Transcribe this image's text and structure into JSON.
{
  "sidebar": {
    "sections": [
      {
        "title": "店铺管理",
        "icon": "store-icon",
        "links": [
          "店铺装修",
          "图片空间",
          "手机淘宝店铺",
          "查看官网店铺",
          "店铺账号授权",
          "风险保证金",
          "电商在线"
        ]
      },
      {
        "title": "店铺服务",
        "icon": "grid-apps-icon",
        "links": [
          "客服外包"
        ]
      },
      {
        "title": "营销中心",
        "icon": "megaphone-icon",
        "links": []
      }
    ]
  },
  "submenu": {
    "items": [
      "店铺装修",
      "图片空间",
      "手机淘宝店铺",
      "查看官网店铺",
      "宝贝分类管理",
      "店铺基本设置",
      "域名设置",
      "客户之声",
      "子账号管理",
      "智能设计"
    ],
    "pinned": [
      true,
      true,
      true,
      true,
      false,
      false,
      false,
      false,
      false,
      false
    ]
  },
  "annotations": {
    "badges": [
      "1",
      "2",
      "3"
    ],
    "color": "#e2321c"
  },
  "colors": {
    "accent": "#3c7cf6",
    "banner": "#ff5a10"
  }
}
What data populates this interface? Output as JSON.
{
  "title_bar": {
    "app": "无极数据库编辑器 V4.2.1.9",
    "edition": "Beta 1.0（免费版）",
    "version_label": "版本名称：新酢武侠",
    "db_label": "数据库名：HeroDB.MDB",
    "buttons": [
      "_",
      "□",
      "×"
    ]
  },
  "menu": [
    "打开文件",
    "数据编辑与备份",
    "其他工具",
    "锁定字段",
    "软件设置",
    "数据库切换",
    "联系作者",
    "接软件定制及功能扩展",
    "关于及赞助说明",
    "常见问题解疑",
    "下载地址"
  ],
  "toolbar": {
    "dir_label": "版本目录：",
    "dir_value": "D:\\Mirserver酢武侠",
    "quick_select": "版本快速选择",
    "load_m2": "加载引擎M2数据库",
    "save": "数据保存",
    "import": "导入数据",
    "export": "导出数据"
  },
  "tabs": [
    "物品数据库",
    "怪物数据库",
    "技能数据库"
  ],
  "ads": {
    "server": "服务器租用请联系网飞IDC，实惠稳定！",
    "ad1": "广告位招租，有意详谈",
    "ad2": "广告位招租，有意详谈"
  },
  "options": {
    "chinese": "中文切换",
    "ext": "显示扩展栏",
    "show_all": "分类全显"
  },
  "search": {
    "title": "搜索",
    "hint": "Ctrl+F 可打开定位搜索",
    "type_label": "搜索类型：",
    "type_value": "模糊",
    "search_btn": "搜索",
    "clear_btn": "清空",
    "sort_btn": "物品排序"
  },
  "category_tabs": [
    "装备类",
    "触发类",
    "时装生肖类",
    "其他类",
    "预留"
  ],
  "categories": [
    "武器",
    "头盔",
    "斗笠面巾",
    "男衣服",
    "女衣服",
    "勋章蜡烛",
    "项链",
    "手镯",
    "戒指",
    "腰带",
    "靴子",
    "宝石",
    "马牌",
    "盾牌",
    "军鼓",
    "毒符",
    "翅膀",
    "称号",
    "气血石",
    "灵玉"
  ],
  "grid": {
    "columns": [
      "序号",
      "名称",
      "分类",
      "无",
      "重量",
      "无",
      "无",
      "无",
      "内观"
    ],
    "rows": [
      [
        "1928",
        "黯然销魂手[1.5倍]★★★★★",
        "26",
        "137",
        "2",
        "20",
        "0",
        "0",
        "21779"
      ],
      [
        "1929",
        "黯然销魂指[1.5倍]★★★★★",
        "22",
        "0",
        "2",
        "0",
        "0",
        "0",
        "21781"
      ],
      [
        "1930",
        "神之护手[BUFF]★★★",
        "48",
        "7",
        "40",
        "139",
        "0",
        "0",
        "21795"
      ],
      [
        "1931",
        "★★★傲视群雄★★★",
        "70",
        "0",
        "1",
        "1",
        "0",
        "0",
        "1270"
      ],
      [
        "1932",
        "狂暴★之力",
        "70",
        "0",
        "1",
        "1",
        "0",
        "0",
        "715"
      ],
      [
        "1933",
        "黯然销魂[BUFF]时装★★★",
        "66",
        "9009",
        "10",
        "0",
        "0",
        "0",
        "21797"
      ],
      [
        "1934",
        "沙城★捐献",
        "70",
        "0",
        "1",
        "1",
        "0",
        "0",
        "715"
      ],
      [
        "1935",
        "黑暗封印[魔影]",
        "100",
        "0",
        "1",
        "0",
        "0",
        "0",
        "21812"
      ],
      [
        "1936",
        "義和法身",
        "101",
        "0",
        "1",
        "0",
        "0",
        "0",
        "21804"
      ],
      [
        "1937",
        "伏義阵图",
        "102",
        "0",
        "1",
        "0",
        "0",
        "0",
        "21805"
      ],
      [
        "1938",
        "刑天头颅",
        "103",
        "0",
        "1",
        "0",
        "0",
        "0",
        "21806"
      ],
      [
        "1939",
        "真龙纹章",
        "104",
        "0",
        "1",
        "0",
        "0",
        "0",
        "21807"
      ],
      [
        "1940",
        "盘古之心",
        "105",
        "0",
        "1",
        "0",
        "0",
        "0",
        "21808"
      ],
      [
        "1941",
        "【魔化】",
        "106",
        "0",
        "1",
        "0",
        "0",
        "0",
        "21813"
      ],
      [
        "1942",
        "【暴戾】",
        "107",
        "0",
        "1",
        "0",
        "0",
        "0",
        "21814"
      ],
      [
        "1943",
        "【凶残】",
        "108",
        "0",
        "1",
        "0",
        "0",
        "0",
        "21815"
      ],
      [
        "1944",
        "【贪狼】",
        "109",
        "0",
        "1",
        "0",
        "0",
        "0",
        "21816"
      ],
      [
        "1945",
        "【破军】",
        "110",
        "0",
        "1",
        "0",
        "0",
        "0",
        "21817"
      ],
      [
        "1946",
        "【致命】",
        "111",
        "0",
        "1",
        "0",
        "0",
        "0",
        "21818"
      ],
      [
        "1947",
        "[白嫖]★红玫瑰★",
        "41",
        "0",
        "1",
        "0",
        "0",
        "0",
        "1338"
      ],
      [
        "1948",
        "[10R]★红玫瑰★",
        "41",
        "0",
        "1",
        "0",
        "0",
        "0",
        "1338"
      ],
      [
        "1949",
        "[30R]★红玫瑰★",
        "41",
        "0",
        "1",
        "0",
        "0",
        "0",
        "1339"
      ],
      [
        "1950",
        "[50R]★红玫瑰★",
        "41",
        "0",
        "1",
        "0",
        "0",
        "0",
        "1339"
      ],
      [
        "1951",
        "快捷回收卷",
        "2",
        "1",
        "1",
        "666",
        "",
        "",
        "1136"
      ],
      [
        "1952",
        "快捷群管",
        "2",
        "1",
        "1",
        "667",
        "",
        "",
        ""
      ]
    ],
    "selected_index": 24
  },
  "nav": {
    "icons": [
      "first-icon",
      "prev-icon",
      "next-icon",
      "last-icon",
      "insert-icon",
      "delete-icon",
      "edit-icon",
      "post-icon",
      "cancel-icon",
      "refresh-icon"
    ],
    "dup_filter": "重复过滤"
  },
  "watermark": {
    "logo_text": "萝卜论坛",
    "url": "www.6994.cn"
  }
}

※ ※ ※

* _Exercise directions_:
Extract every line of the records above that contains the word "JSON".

* _Output of the exercise_:
Transcribe this image's text and structure into JSON.
What data populates this interface? Output as JSON.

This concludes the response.